<form method="POST">
  {{ csrfInput() }}
  {{ actionInput('my-plugin/widgets/save') }}

  {# Our `widget` may be new, so it won’t always have an ID: #}
  {% if %}
    {{ hiddenInput('id', }}
  {% endif %}

    {{ input('text', 'name', }}

    {# It may also have come back with validation errors attached: #}
    {% if widget.hasErrors('name') %}
        <span>{{ widget.getErrors('name') | join(', ') }}</span>
    {% endif %}

  <button type="submit">Save Widget</button>

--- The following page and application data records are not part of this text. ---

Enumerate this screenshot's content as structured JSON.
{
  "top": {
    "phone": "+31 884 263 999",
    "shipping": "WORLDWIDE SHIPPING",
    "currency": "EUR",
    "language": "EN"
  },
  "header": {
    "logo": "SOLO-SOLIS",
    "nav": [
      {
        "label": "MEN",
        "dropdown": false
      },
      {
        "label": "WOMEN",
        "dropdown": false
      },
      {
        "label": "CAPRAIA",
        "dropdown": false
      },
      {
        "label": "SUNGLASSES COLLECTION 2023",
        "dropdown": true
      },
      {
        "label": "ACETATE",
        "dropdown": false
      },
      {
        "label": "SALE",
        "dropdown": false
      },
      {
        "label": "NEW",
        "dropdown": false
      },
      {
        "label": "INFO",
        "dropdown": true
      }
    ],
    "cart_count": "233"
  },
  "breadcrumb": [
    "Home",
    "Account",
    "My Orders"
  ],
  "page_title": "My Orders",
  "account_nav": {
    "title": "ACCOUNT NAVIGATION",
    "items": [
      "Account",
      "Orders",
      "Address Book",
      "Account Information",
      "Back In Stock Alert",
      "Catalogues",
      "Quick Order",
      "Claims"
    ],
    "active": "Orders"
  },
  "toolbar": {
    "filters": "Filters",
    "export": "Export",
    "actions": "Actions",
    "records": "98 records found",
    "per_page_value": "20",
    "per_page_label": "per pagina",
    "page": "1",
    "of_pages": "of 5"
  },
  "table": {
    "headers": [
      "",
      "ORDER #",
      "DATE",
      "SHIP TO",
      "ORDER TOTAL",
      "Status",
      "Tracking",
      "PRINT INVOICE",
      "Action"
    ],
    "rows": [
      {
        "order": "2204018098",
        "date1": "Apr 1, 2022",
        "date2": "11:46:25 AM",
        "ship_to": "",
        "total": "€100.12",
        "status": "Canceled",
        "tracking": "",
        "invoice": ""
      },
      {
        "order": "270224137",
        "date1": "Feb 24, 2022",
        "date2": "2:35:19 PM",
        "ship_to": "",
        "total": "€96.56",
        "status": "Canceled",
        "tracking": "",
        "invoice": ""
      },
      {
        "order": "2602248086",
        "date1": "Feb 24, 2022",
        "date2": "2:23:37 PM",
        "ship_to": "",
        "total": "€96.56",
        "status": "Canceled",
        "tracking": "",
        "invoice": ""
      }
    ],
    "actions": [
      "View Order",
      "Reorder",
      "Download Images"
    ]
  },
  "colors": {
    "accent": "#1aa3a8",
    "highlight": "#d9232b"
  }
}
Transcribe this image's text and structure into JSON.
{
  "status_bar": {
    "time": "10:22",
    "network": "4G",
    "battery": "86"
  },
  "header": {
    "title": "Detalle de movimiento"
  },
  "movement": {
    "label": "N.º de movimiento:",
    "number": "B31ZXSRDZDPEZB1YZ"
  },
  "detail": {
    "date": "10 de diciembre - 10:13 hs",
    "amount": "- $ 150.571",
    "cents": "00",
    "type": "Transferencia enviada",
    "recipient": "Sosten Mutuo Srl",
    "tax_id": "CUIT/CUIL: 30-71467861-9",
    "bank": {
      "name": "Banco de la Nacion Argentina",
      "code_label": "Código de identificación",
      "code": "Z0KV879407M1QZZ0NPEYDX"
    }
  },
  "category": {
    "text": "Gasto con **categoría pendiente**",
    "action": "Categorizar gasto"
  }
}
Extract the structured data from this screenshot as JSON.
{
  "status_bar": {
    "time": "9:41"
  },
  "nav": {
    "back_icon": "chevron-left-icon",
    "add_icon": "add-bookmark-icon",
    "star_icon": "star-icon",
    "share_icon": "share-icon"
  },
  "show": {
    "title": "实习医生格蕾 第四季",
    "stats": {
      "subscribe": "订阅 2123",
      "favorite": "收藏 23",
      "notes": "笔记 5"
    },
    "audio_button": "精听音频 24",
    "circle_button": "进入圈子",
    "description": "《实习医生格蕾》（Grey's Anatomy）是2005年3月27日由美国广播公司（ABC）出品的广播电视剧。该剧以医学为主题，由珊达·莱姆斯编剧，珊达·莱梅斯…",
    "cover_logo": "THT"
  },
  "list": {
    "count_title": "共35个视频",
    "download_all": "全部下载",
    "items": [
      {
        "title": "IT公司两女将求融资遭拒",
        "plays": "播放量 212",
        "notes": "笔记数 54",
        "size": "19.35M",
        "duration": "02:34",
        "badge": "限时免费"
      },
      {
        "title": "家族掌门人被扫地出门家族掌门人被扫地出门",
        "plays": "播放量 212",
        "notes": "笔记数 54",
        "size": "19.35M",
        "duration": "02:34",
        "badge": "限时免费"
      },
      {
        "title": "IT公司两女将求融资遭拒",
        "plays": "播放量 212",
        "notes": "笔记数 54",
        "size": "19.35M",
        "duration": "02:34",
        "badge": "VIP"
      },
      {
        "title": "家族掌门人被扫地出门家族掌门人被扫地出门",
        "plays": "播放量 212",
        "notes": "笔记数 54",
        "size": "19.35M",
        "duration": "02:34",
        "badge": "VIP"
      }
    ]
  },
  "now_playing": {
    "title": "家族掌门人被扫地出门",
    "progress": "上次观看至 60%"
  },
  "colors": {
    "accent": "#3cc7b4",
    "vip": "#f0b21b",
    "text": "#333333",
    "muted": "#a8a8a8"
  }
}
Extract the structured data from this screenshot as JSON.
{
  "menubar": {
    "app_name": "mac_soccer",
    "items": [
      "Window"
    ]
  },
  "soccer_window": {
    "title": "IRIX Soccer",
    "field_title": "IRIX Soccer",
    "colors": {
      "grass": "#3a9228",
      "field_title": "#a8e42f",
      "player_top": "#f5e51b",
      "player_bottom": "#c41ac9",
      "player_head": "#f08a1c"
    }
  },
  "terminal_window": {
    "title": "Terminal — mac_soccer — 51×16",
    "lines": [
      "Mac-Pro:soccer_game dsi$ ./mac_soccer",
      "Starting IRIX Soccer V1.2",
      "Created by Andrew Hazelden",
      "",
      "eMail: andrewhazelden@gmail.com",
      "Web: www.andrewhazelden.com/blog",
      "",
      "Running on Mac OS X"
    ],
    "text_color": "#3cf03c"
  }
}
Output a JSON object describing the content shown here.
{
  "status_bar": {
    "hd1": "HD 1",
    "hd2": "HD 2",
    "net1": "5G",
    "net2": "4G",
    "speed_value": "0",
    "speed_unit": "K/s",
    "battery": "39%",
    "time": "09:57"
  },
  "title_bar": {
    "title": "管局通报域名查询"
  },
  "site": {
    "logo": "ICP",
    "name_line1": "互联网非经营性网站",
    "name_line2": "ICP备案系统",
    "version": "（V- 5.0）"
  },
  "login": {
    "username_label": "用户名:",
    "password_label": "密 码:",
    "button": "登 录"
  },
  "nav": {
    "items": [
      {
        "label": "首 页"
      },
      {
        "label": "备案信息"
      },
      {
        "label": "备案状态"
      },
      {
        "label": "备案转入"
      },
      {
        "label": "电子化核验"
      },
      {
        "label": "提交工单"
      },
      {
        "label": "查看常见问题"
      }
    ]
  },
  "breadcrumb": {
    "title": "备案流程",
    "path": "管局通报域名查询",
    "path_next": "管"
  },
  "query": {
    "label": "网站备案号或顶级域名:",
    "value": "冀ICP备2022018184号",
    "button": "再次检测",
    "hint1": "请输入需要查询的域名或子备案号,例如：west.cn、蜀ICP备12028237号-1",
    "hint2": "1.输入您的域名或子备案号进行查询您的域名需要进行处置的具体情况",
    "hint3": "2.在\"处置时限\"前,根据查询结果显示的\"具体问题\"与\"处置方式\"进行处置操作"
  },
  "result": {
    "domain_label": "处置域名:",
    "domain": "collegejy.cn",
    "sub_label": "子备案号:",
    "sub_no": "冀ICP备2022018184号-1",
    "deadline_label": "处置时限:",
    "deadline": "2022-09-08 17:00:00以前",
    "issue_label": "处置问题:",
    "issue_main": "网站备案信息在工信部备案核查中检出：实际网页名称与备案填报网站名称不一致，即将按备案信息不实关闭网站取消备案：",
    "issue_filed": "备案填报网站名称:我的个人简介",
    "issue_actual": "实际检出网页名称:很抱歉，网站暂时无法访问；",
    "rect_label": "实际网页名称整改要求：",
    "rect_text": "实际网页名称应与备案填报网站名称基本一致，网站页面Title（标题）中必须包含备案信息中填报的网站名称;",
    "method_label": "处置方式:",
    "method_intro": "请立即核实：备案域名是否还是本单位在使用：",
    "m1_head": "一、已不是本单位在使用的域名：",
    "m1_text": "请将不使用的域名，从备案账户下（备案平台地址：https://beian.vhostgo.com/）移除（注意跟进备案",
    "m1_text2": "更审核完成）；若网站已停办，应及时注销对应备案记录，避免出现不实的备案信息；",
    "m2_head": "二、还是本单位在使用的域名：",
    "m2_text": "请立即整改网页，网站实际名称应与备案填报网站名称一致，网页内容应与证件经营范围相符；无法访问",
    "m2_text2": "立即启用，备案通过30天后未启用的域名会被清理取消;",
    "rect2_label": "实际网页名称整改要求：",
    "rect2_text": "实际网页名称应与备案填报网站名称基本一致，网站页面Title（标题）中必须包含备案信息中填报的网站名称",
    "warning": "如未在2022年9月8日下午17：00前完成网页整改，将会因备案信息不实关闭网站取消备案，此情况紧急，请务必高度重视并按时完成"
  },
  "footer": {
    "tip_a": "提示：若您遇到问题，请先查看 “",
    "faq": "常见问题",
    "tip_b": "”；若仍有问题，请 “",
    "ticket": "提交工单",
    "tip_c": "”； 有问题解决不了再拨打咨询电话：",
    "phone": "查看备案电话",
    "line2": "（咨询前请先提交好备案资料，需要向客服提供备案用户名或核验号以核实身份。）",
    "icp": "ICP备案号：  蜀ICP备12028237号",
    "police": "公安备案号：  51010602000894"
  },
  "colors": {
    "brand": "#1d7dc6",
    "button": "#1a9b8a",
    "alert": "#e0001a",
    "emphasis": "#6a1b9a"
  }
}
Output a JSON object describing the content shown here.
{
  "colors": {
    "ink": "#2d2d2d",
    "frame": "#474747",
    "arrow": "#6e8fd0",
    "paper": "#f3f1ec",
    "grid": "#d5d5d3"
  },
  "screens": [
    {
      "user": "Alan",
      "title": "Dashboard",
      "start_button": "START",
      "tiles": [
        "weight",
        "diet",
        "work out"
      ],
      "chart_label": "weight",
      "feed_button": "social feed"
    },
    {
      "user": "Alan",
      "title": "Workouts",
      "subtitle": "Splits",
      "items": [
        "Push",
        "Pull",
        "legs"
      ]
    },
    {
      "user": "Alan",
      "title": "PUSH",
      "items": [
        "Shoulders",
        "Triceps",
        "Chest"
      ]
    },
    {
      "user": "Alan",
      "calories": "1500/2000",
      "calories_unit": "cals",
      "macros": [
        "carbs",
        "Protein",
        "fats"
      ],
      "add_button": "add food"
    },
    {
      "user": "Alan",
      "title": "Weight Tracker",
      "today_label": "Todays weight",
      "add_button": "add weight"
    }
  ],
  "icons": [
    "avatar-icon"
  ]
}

Notice that we aren’t setting an action attribute on the form! This means that if the widget is isn’t saved successfully, the request will fall through to the same route the user submitted the form from (in this case, mapped to the my-plugin/widgets/edit action), allowing them to pick back up with the model intact. If it was successful, Craft will redirect to the rendered object template (fourth argument to asModelSuccess() at the end of actionSave()).

You may still define an action attribute on your form when it exists at a different path from the primary editing page. The “Quick Post” dashboard widget is representative of this pattern—a minimal form is presented in one context, but errors are displayed elsewhere, after submission.

# Exceptions

Craft automatically handles exceptions that bubble out of an action, and will present an error to the client—but only subclasses of yii\base\UserException (opens new window) will display the actual message.

Yii provides yii\web\HttpException (opens new window), which can be thrown with a specific statusCode to set it on the response. Specific subclasses like yii\web\ForbiddenHttpException (opens new window) should be used when available.

Do not throw HttpExceptions anywhere but web controllers. If you want to indicate an internal failure, catch and re-throw an appropriate HttpException.